Approach Mindset
Activating the approach system or adopting a growth mindset involves embracing challenges, seeking learning opportunities, and cultivating resilience. This shift breaks the automaticity of avoidance and isolation, fostering personal growth, and enhancing overall well-being.

Engaging in creativity, whether through creative writing, music, movement, singing, or learning something new, positively impacts mood and mental health. These activities promote self-expression, reduce stress, and enhance cognitive abilities. Creativity also offers an outlet for emotions, fostering a sense of accomplishment and joy contributing to overall well-being.

Practicing gratitude, generosity, play, relaxation, and mindfulness are essential for overall well-being. Gratitude and generosity cultivate positive emotions, play fosters creativity and joy, relaxation reduces stress, and mindfulness enhances self-awareness and inner peace, collectively contributing to a happier and healthier life. Recommended practices include the 3-minute breathing space, yoga, and breathing meditation.

Avoid or cut down on alcohol and recreational or street drugs, as they can exacerbate anxiety.

Seeking Therapy

Several psychotherapy approaches can be effective in treating anxiety disorders. These approaches are often used alone or in combination with other therapies or medications, depending on the individual’s needs and preferences. Here are some of the most common psychotherapy approaches for anxiety which are available at The Mindfulness Clinic:

Cognitive-Behavioural Therapy (CBT): CBT is one of the most widely used and evidence-based treatments for anxiety disorders. It helps individuals identify and challenge irrational or negative thought patterns and replace them with more realistic and constructive ones. CBT also includes exposure therapy, where individuals gradually confront their fears to reduce anxiety.

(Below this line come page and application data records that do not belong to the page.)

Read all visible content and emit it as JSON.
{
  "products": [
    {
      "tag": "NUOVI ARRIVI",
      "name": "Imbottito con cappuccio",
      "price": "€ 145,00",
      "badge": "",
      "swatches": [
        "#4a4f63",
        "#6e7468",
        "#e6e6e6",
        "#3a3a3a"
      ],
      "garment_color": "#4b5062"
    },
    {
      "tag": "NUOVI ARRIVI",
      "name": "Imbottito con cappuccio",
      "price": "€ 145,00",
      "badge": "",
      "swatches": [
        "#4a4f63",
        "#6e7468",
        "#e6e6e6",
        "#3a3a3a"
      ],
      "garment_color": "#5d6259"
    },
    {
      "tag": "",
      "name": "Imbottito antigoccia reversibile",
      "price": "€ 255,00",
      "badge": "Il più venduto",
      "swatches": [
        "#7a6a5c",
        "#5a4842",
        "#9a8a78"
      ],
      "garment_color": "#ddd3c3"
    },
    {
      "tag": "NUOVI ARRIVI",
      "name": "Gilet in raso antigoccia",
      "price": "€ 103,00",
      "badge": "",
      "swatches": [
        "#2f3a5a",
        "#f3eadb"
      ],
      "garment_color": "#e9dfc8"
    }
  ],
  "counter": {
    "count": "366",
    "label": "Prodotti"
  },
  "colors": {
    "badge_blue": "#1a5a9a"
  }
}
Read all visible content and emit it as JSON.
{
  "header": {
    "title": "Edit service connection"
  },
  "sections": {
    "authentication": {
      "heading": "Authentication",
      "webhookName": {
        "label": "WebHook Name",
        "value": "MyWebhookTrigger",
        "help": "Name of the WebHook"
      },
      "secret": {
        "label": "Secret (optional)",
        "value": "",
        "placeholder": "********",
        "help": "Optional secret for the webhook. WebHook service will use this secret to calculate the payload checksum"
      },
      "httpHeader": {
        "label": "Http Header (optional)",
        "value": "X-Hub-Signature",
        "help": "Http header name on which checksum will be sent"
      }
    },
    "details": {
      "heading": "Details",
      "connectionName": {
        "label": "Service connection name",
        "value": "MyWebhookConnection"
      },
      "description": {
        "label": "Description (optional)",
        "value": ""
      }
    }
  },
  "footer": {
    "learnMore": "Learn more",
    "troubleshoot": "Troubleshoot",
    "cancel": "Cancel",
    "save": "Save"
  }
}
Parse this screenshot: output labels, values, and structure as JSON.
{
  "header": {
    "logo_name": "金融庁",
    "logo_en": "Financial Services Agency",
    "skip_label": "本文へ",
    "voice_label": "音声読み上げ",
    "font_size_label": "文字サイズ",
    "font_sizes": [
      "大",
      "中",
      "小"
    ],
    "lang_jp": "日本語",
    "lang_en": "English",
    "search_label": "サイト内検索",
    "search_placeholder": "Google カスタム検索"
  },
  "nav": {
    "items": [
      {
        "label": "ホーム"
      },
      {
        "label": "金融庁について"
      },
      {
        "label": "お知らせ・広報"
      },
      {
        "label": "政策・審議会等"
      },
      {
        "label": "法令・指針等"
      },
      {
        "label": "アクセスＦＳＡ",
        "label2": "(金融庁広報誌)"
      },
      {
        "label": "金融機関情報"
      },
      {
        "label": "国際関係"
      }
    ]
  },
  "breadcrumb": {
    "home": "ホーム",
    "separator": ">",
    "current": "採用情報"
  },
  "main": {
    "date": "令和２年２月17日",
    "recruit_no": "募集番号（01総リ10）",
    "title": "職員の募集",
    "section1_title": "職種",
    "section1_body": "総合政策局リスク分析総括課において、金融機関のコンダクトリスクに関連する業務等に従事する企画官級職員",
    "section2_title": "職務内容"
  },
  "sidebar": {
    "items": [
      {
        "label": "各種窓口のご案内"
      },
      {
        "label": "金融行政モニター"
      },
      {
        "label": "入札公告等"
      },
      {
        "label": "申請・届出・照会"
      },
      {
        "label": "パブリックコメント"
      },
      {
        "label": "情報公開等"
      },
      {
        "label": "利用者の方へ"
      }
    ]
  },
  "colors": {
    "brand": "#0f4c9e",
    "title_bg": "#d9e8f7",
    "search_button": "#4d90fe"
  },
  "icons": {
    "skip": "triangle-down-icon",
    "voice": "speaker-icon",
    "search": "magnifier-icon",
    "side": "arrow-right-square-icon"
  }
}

Mindfulness-Based Therapies: Mindfulness-Based Stress Reduction (MBSR) and Mindfulness-Based Cognitive Therapy (MBCT) teach individuals to cultivate mindfulness and awareness. These practices can help reduce anxiety by promoting acceptance of thoughts and emotions without judgment.

Psychodynamic Therapy: This approach explores the unconscious processes and early life experiences contributing to anxiety. It aims to help individuals gain insight into the root causes of their anxiety and develop healthier ways of coping.

Polyvagal therapy, developed by Dr. Stephen Porges, treats anxiety by addressing the autonomic nervous system’s role in emotional well-being. It focuses on the interplay between the “fight or flight” and “rest and digest” responses. Through techniques like deep breathing, safety cues, and body-centred and grounding exercises, it helps individuals regulate their nervous system, reduce anxiety, and enhance overall mental well-being, offering a holistic approach to treatment.

Self-Havening is a therapeutic technique aimed at alleviating anxiety and stress. It involves the client using gentle touch (self-soothing) on specific areas of their body while simultaneously engaging in positive self-affirmations and visualization.This method is believed to help individuals access their innate soothing mechanisms, promoting emotional regulation and reducing anxiety levels.


  1. GBD Results Tool. In: Global Health Data Exchange [website]. Seattle: Institute for Health Metrics and Evaluation; 2019 (, accessed 5 September 2023).
  2. Alonso J, Liu Z, Evans-Lacko S, et al. Treatment gap for anxiety disorders is global: results of the World Mental Health Surveys in 21 countries. Depress Anxiety. 2018;35(3):195–208. doi:10.1002/da.22711.